Chicago Bears v Minnesota Vikings Photo by Adam Bettcher/Getty Images

Sometimes it can be easy to forget that the warriors who strap up in pads and helmets every week also have crucial off-the-field motivations they constantly work to fix when they can. One day after the Bears captured their first-ever win under head coach Matt Nagy, the franchise announced an organized mission to donate $500,000 to local social justice programs around Chicago.

After the NFL announced a new social justice initiative back in May that donated close to $90 million for programs around the country fighting for social equality, the Bears officially became the first NFL team to join their hands in with the league. Of every team in the NFL, Chicago is the first to maximize the league’s new directive to it’s fullest. A mandate some Bears say they were inspired to partake in thanks to the efforts of a certain former 49ers quarterback.

“I feel like the best way to get change, is by committing to the kids that can still be molded and conditioned into the proper choices,” said Akiem Hicks of the Bears’ newly formed social justice committee.

“I know this isn’t the first time that guys have been active in their community. This is just a big step as saying ‘we are fully committed, we’re all in.’ I think that’s a great issue that was brought up by (Colin) Kaepernick”

Ownership led by George McCaskey will donate $250,000, while the Bears players themselves, represented by Hicks, Sam Acho, Mitchell Trubisky, and Trey Burton will donate the other $250,000. In doing this, the Bears hope to enact a responsible measure of positive change and growth in a youthful foundation in a time where the country is as divided as ever.

They, more than anything, hope to be the galvanizing force for a movement.

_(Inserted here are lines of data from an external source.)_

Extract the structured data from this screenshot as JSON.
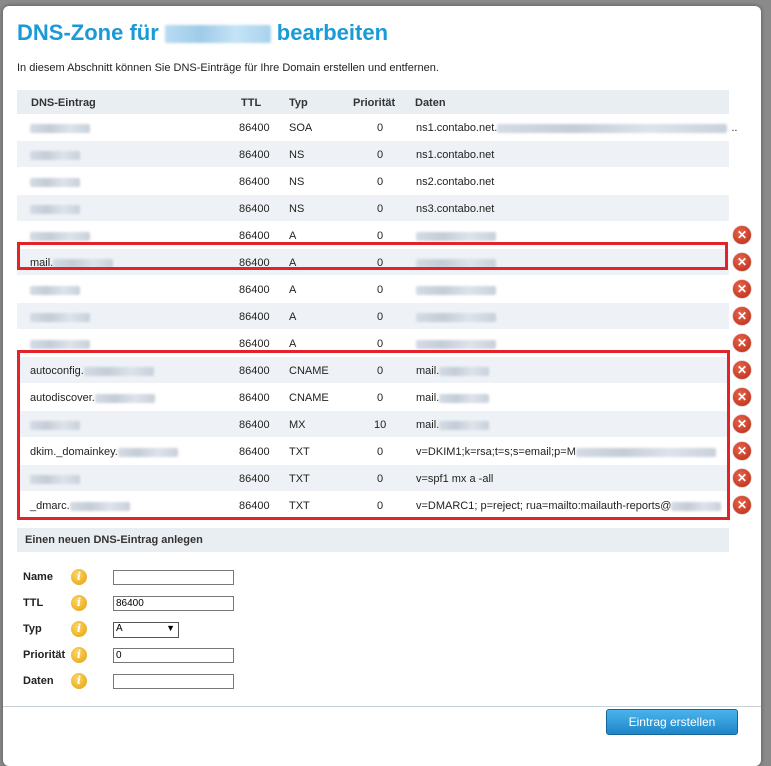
{
  "dialog": {
    "title_prefix": "DNS-Zone für",
    "title_suffix": "bearbeiten",
    "description": "In diesem Abschnitt können Sie DNS-Einträge für Ihre Domain erstellen und entfernen."
  },
  "table": {
    "headers": [
      "DNS-Eintrag",
      "TTL",
      "Typ",
      "Priorität",
      "Daten"
    ],
    "rows": [
      {
        "name": "",
        "ttl": "86400",
        "type": "SOA",
        "prio": "0",
        "data": "ns1.contabo.net.",
        "data_suffix": "..",
        "deletable": false
      },
      {
        "name": "",
        "ttl": "86400",
        "type": "NS",
        "prio": "0",
        "data": "ns1.contabo.net",
        "deletable": false
      },
      {
        "name": "",
        "ttl": "86400",
        "type": "NS",
        "prio": "0",
        "data": "ns2.contabo.net",
        "deletable": false
      },
      {
        "name": "",
        "ttl": "86400",
        "type": "NS",
        "prio": "0",
        "data": "ns3.contabo.net",
        "deletable": false
      },
      {
        "name": "",
        "ttl": "86400",
        "type": "A",
        "prio": "0",
        "data": "",
        "deletable": true
      },
      {
        "name": "mail.",
        "ttl": "86400",
        "type": "A",
        "prio": "0",
        "data": "",
        "deletable": true
      },
      {
        "name": "",
        "ttl": "86400",
        "type": "A",
        "prio": "0",
        "data": "",
        "deletable": true
      },
      {
        "name": "",
        "ttl": "86400",
        "type": "A",
        "prio": "0",
        "data": "",
        "deletable": true
      },
      {
        "name": "",
        "ttl": "86400",
        "type": "A",
        "prio": "0",
        "data": "",
        "deletable": true
      },
      {
        "name": "autoconfig.",
        "ttl": "86400",
        "type": "CNAME",
        "prio": "0",
        "data": "mail.",
        "deletable": true
      },
      {
        "name": "autodiscover.",
        "ttl": "86400",
        "type": "CNAME",
        "prio": "0",
        "data": "mail.",
        "deletable": true
      },
      {
        "name": "",
        "ttl": "86400",
        "type": "MX",
        "prio": "10",
        "data": "mail.",
        "deletable": true
      },
      {
        "name": "dkim._domainkey.",
        "ttl": "86400",
        "type": "TXT",
        "prio": "0",
        "data": "v=DKIM1;k=rsa;t=s;s=email;p=M",
        "deletable": true
      },
      {
        "name": "",
        "ttl": "86400",
        "type": "TXT",
        "prio": "0",
        "data": "v=spf1 mx a -all",
        "deletable": true
      },
      {
        "name": "_dmarc.",
        "ttl": "86400",
        "type": "TXT",
        "prio": "0",
        "data": "v=DMARC1; p=reject; rua=mailto:mailauth-reports@",
        "deletable": true
      }
    ]
  },
  "new_entry": {
    "section_title": "Einen neuen DNS-Eintrag anlegen",
    "name_label": "Name",
    "name_value": "",
    "ttl_label": "TTL",
    "ttl_value": "86400",
    "type_label": "Typ",
    "type_value": "A",
    "prio_label": "Priorität",
    "prio_value": "0",
    "data_label": "Daten",
    "data_value": "",
    "submit_label": "Eintrag erstellen"
  },
  "icons": {
    "delete": "delete-x-icon",
    "info": "info-icon"
  },
  "colors": {
    "title": "#1a9ad6",
    "highlight": "#e2242a",
    "delete": "#c8361c",
    "button": "#2a95d8"
  }
}
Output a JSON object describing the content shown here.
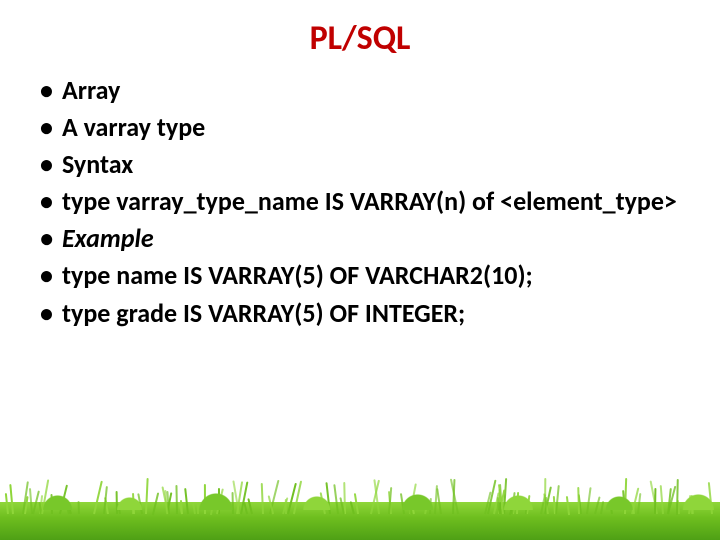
{
  "title": "PL/SQL",
  "bullets": {
    "b0": "Array",
    "b1": "A varray type",
    "b2": "Syntax",
    "b3": "type varray_type_name IS VARRAY(n) of <element_type>",
    "b4": "Example",
    "b5": "type name IS VARRAY(5) OF VARCHAR2(10);",
    "b6": "type grade IS VARRAY(5) OF INTEGER;"
  }
}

“Hopefully this creates some type of domino effect,” said Trubisky. “There’s no bragging rights to being the first besides another team saying, ‘oh hey, we’re raising the money too in our locker room. Because then you have a bunch of communities not only rallied around a football team, but they become better places to live in.”

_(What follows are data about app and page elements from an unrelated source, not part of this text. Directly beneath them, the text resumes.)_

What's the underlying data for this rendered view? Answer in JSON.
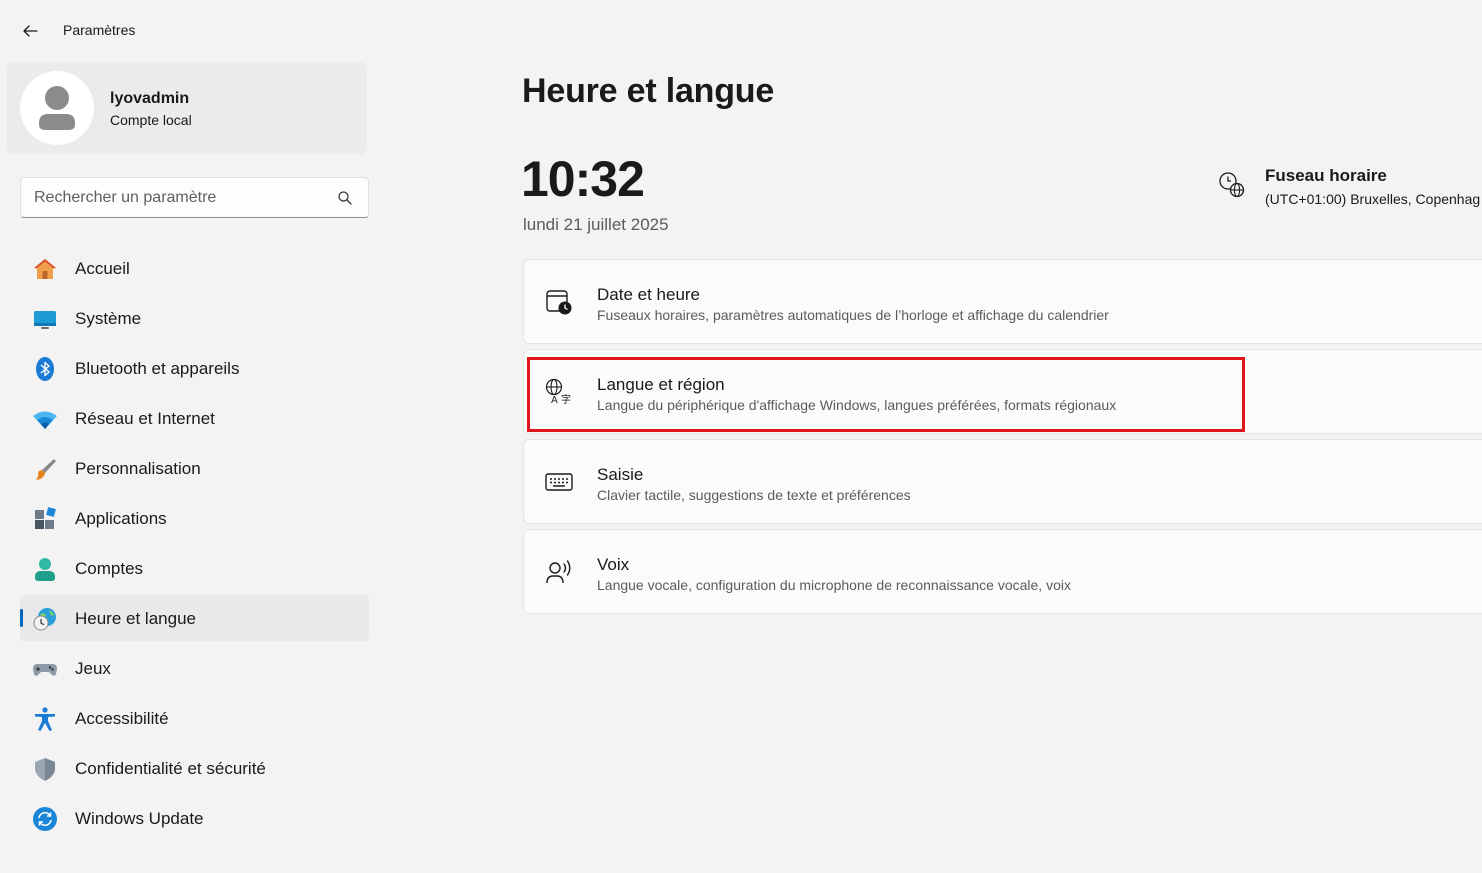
{
  "app": {
    "title": "Paramètres",
    "back_icon": "back-arrow-icon"
  },
  "profile": {
    "name": "lyovadmin",
    "account_type": "Compte local"
  },
  "search": {
    "placeholder": "Rechercher un paramètre",
    "value": ""
  },
  "sidebar": {
    "items": [
      {
        "label": "Accueil",
        "icon": "home-icon",
        "active": false
      },
      {
        "label": "Système",
        "icon": "display-icon",
        "active": false
      },
      {
        "label": "Bluetooth et appareils",
        "icon": "bluetooth-icon",
        "active": false
      },
      {
        "label": "Réseau et Internet",
        "icon": "wifi-icon",
        "active": false
      },
      {
        "label": "Personnalisation",
        "icon": "brush-icon",
        "active": false
      },
      {
        "label": "Applications",
        "icon": "apps-icon",
        "active": false
      },
      {
        "label": "Comptes",
        "icon": "person-icon",
        "active": false
      },
      {
        "label": "Heure et langue",
        "icon": "globe-clock-icon",
        "active": true
      },
      {
        "label": "Jeux",
        "icon": "gamepad-icon",
        "active": false
      },
      {
        "label": "Accessibilité",
        "icon": "accessibility-icon",
        "active": false
      },
      {
        "label": "Confidentialité et sécurité",
        "icon": "shield-icon",
        "active": false
      },
      {
        "label": "Windows Update",
        "icon": "update-icon",
        "active": false
      }
    ]
  },
  "main": {
    "title": "Heure et langue",
    "time": "10:32",
    "date": "lundi 21 juillet 2025",
    "timezone": {
      "title": "Fuseau horaire",
      "value": "(UTC+01:00) Bruxelles, Copenhag"
    },
    "cards": [
      {
        "title": "Date et heure",
        "subtitle": "Fuseaux horaires, paramètres automatiques de l’horloge et affichage du calendrier",
        "icon": "calendar-clock-icon"
      },
      {
        "title": "Langue et région",
        "subtitle": "Langue du périphérique d'affichage Windows, langues préférées, formats régionaux",
        "icon": "language-icon"
      },
      {
        "title": "Saisie",
        "subtitle": "Clavier tactile, suggestions de texte et préférences",
        "icon": "keyboard-icon"
      },
      {
        "title": "Voix",
        "subtitle": "Langue vocale, configuration du microphone de reconnaissance vocale, voix",
        "icon": "speech-icon"
      }
    ]
  },
  "colors": {
    "accent": "#0067c0",
    "highlight": "#e0161e",
    "background": "#f3f3f3"
  }
}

Robert is the Editor-in-chief of The Blitz Network (subscribe here!), the managing editor of Windy City Gridiron, and writes for a host of other fine publications. You can follow him on Twitter @RobertZeglinski.